  • 2001-07-05
  • Sergei Stepanov
NARVA - Estonian and Russian customs officials and transport company representatives spent two days of heated discussions at a forum in the resort town of Narva-Joesuu, close to the border between the two countries, last week.

They concluded that speedy and reliable background information about cargo transported across the border would significantly speed up transit traffic.

The basic problem is that Estonian and Russian customs are not cooperating well due to different data processing software being used in the Ivangorod and Narva customs offices. A clear example of the lack of coordination are long lines of trucks at the border during the peak days of transit, from Wednesdays to Saturdays.

Drivers sometimes spend over 24 hours before officials approve their way through.

Both countries, however, are not eager to let the other explore their customs-related computer systems.

Andrei Belonogov, deputy head of Russia's northwestern customs department, said his office receives insufficient funding for technical upgrades and suffers from poor communication between border checkpoints and the main office in St. Petersburg.

Russian customs officers also need to overcome a psychological barrier for technical innovations, he said.

"For example, we installed an electronic system to send cargo declarations right to the center (in St. Petersburg) in the customs office in the town of Vyborg on the Finnish border. Since then the office suffered several mystical disasters like electricity problems, the theft of the declarations database and other things," said Belonogov.

He added that the possible reason was that some of the officers were corrupt and tried to hamper the normal working of the system.

Ivangorod is located right across the river from Narva and is the number one trouble spot for transit cargo flow between Russia and Estonia, forum participants said.

Oleg Kandrushin, the head of Russia's Kingisepp customs office near Ivangorod, said that an increase in cargo flow through Ivangorod would take money and the reconstruction of the customs building, which currently does not allow the processing of more than one truck at a time. Today the Ivangorod customs can handle 45 to 50 trucks a day, and Kandrushin hopes this figure will double in the future.

He also said Estonia and Russia need an agreement on customs cooperation.

However, another way to boost customs work, a preliminary cargo declaration will be tested beginning in August.

According to Estonian and Russian customs departments, about 70 percent of cargo declarations are returned because of mistakes.

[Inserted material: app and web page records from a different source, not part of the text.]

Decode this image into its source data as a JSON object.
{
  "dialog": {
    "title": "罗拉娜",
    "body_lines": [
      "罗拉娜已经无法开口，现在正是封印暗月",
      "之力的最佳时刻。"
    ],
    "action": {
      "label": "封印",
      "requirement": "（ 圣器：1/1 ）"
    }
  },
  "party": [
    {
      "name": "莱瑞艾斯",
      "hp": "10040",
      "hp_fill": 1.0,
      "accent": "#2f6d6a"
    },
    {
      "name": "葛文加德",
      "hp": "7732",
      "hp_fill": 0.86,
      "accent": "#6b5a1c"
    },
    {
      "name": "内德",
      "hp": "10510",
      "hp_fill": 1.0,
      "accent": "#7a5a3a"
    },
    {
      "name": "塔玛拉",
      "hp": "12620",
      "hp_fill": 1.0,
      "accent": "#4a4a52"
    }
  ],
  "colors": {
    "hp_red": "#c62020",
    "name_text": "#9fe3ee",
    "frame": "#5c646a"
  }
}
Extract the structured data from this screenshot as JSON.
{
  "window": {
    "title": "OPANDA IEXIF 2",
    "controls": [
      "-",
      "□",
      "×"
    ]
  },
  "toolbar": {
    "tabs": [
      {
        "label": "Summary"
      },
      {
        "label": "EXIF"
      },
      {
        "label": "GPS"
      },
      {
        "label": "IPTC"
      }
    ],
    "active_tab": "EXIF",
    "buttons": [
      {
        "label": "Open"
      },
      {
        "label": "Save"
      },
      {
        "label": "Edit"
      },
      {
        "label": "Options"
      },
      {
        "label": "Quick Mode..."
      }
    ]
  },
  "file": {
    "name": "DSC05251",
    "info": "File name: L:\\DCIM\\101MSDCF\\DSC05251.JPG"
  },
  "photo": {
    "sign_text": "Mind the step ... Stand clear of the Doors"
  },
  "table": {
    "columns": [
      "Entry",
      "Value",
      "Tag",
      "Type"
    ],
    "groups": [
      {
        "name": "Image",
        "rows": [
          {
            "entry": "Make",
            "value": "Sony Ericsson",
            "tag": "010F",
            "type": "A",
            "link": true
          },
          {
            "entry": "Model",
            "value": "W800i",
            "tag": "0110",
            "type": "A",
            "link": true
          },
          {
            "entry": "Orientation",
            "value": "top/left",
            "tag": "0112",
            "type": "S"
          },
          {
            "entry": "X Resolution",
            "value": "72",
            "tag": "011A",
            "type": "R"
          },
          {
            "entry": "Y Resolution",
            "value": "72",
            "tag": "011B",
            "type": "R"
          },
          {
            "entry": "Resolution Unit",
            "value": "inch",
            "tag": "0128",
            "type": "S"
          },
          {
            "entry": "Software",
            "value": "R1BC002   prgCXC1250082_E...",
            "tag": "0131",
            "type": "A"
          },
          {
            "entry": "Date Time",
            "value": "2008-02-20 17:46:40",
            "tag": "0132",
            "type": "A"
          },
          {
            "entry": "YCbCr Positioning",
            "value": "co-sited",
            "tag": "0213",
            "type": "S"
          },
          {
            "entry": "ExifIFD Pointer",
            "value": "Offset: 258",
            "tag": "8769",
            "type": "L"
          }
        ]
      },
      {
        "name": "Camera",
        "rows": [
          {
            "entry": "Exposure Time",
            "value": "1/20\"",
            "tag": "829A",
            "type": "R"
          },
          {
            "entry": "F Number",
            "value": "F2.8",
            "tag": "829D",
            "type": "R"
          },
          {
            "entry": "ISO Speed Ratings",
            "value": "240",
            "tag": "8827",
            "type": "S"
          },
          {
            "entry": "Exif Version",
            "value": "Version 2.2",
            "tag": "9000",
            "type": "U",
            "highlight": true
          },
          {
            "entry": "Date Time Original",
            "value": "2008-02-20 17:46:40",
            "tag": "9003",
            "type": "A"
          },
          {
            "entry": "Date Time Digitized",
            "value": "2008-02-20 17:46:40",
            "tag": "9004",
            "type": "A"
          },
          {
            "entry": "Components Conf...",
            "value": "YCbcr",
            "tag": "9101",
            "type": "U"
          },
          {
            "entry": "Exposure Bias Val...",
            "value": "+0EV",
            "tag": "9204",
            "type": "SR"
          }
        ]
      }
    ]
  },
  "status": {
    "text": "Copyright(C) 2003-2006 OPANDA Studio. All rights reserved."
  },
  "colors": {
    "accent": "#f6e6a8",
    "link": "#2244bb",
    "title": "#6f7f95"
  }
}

The idea is to make drivers and transport companies declare the cargo in special branch offices of Russian customs agencies to be open all over Estonia beginning in August.

A similar system is successfully working between Russia and Finland.